Please restate the records below word for word, leaving out every picture.

> **Input for this task**
———

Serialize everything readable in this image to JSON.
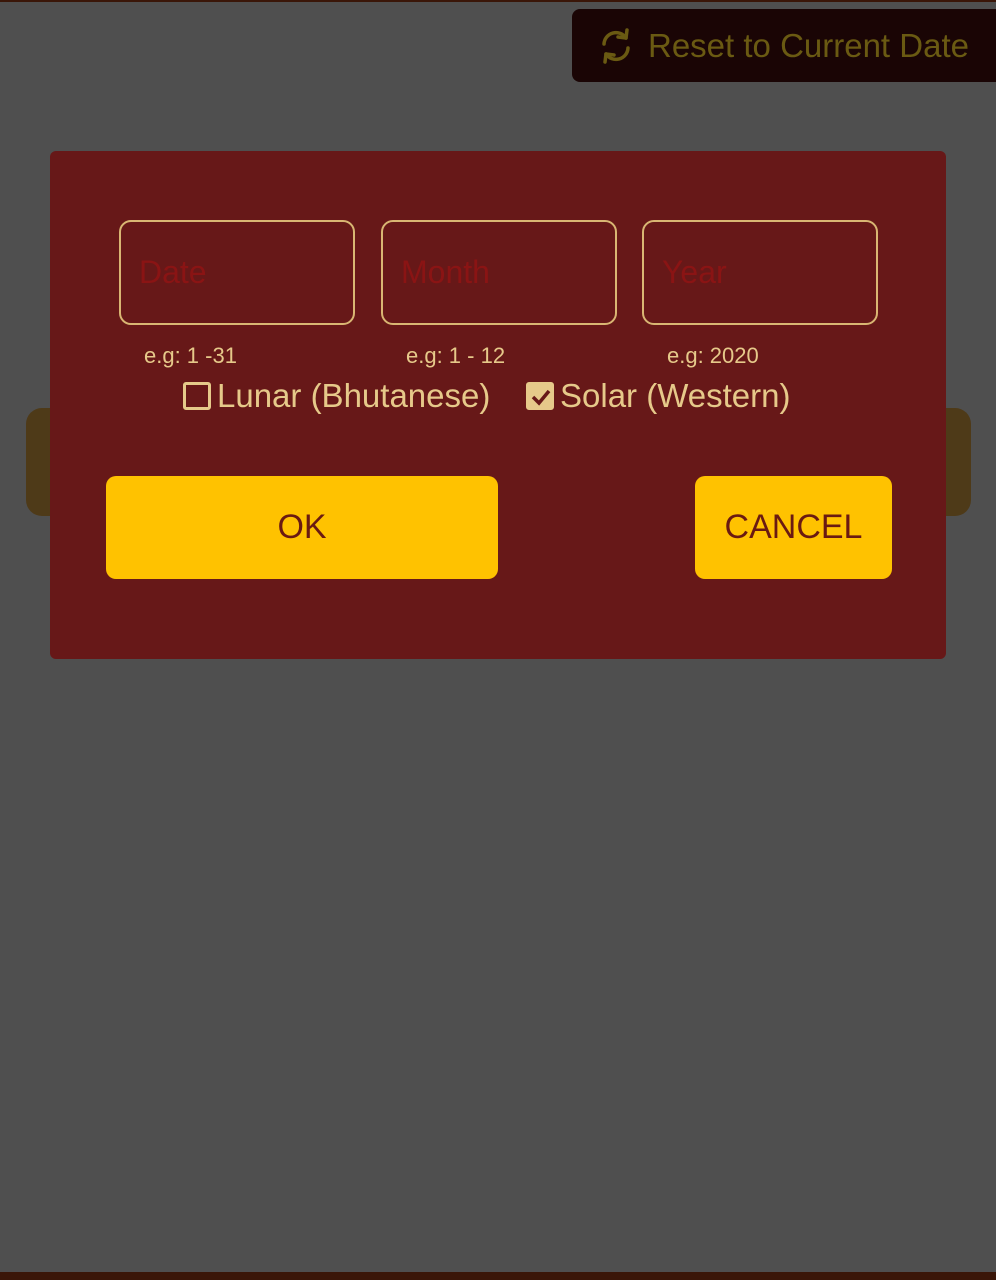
{
  "header": {
    "reset_label": "Reset to Current Date",
    "reset_icon": "refresh-icon"
  },
  "navigation": {
    "prev_icon": "chevron-left-icon",
    "next_icon": "chevron-right-icon"
  },
  "dialog": {
    "fields": {
      "date": {
        "placeholder": "Date",
        "value": "",
        "hint": "e.g: 1 -31"
      },
      "month": {
        "placeholder": "Month",
        "value": "",
        "hint": "e.g: 1 - 12"
      },
      "year": {
        "placeholder": "Year",
        "value": "",
        "hint": "e.g: 2020"
      }
    },
    "calendar_options": {
      "lunar": {
        "label": "Lunar (Bhutanese)",
        "checked": false
      },
      "solar": {
        "label": "Solar (Western)",
        "checked": true
      }
    },
    "ok_label": "OK",
    "cancel_label": "CANCEL"
  },
  "colors": {
    "background": "#4f4f4f",
    "dialog": "#671818",
    "accent": "#ffc200",
    "text_light": "#e6c98a",
    "placeholder": "#8a1414"
  }
}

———

> **Task response**
Serialize everything readable in this image to JSON.
{
  "header": {
    "reset_label": "Reset to Current Date",
    "reset_icon": "refresh-icon"
  },
  "navigation": {
    "prev_icon": "chevron-left-icon",
    "next_icon": "chevron-right-icon"
  },
  "dialog": {
    "fields": {
      "date": {
        "placeholder": "Date",
        "value": "",
        "hint": "e.g: 1 -31"
      },
      "month": {
        "placeholder": "Month",
        "value": "",
        "hint": "e.g: 1 - 12"
      },
      "year": {
        "placeholder": "Year",
        "value": "",
        "hint": "e.g: 2020"
      }
    },
    "calendar_options": {
      "lunar": {
        "label": "Lunar (Bhutanese)",
        "checked": false
      },
      "solar": {
        "label": "Solar (Western)",
        "checked": true
      }
    },
    "ok_label": "OK",
    "cancel_label": "CANCEL"
  },
  "colors": {
    "background": "#4f4f4f",
    "dialog": "#671818",
    "accent": "#ffc200",
    "text_light": "#e6c98a",
    "placeholder": "#8a1414"
  }
}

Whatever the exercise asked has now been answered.